“We showed, based on basic physics and chemistry calculations, that the ancient Martian subsurface likely had enough dissolved hydrogen to power a global subsurface biosphere,” reported lead author and current Brown graduate student Jesse Tarnas. The paper does not claim life on Mars did exist but rather that conditions suitable for life are very likely to have lasted for an extended time. This habitable zone, located beneath Mars’s then-frozen surface, would have reached several kilometers into Mars’s surface, potentially protected by ice above.

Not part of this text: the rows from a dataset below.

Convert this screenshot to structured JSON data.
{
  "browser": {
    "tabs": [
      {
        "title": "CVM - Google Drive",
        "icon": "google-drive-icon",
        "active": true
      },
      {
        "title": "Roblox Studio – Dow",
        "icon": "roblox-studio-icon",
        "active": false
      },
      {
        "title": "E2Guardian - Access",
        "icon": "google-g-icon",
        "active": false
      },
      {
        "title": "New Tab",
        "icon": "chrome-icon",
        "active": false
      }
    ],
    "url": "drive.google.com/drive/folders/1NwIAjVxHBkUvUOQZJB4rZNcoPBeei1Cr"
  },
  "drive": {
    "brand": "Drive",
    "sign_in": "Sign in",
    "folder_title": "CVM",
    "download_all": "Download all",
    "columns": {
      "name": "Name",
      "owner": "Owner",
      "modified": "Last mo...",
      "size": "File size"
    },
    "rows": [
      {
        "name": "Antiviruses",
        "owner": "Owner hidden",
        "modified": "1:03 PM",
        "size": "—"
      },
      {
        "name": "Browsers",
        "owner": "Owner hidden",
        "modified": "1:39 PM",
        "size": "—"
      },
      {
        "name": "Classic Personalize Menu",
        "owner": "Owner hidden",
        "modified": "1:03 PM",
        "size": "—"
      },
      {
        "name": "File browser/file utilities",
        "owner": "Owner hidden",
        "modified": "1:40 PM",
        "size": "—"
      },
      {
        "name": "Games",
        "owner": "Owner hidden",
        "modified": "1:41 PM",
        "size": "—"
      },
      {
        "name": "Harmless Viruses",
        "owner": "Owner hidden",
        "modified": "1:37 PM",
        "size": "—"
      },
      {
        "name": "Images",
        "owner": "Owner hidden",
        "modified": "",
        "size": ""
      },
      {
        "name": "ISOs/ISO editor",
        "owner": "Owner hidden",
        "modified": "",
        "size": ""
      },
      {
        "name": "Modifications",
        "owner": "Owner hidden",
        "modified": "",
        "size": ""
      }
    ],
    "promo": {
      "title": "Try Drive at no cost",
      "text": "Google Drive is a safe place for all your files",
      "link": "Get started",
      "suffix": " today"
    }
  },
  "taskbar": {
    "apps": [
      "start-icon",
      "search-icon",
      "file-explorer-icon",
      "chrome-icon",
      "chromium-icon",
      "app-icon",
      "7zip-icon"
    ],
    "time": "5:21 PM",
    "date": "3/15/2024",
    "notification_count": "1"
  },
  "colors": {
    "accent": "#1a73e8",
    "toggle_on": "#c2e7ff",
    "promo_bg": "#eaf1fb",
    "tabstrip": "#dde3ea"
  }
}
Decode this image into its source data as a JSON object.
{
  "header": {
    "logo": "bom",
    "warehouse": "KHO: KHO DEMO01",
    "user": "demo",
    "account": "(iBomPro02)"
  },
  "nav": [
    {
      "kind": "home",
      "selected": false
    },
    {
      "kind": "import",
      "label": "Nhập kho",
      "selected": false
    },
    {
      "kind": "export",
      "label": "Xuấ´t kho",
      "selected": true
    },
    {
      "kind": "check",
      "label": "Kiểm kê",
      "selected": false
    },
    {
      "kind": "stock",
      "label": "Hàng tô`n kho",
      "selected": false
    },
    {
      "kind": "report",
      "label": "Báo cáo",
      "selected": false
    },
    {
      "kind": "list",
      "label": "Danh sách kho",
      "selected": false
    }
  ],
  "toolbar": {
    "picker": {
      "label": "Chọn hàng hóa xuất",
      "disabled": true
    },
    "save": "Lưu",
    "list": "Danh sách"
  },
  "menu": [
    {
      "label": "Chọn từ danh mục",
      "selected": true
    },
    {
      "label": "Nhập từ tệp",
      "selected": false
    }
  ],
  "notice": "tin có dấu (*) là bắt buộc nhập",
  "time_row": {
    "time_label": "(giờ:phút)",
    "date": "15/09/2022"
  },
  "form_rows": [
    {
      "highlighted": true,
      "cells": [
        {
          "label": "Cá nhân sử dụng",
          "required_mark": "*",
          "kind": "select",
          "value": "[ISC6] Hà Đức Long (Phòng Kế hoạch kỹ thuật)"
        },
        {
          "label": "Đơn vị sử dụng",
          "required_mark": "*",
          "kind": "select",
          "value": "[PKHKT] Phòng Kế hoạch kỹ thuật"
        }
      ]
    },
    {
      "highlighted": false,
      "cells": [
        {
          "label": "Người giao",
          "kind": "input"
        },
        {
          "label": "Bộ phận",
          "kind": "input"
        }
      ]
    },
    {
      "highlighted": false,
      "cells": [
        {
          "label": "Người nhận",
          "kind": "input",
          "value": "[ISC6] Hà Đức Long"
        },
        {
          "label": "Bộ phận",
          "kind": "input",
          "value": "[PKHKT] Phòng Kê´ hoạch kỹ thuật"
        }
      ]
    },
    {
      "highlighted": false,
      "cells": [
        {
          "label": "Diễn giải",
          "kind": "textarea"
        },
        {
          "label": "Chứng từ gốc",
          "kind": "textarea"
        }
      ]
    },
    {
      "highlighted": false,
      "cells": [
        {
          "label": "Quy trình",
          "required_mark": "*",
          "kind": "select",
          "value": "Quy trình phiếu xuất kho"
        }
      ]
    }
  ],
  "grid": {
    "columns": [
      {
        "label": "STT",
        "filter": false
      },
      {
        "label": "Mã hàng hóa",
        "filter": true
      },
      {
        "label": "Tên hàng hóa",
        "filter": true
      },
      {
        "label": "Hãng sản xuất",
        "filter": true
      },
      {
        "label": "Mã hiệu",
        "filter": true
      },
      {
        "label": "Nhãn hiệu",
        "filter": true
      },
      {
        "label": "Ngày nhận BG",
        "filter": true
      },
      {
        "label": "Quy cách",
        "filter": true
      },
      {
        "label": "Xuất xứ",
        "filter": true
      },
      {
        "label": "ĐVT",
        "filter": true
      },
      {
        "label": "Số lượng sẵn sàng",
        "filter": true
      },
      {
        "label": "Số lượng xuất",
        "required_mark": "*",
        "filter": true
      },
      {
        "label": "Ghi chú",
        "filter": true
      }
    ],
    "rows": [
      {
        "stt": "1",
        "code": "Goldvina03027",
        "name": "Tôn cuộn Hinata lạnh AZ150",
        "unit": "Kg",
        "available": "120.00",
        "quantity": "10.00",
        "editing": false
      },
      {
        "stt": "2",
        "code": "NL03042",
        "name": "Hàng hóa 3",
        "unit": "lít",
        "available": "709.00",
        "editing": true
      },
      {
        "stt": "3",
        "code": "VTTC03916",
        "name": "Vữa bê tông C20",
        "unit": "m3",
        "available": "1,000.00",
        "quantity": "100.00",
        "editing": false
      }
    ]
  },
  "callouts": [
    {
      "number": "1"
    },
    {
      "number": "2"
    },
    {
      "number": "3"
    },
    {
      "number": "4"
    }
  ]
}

The study showed that, during Mars’s Noachian period (4.1–3.7 billion years ago), radiolysis, the process by which radiation splits water molecules apart, produced enough hydrogen gas (H2) for microbial organisms to live on so long as they remained within the area just beneath the cryosphere, the SHZ (subcryospheric highly-fractured zone). The concentration of hydrogen in the groundwater could have ranged from about 35 to about 55 millimoles per liter depending on whether ancient Mars was warm or cold, respectively, and higher if the subsurface medium also contained enough salt. The researchers determined this by establishing three factors. First, they examined data from the gamma ray spectrometer aboard NASA’s Odyssey spacecraft, from which they inferred how much of various radioactive elements would have been present in Mars’s crust during the Noachian, and therefore how much radiation would have been available to split water and so produce hydrogen. They then built on existing models of water flow on Mars to determine how much groundwater would have been present. Third, they used climate and geothermal modeling to determine how much of that water would have been in liquid form and at a suitable temperature for living things.

In subterranean environments on Earth called subsurface lithotrophic microbial ecosystems, or SLiMEs, ecosystems sustain themselves not on plants that harness sunlight through photosynthesis but on microbes that harvest electrons from nearby molecules. Molecular hydrogen is an especially good electron donor.

One of the study authors, Brown Professor John Mustard, is on the team designing the next Mars Rover mission, scheduled for 2020. He and Tarnas recommended the Rover examine the sites of meteorite crashes, which may have excavated rocks from this possibly habitable depth that may hold traces of ancient life.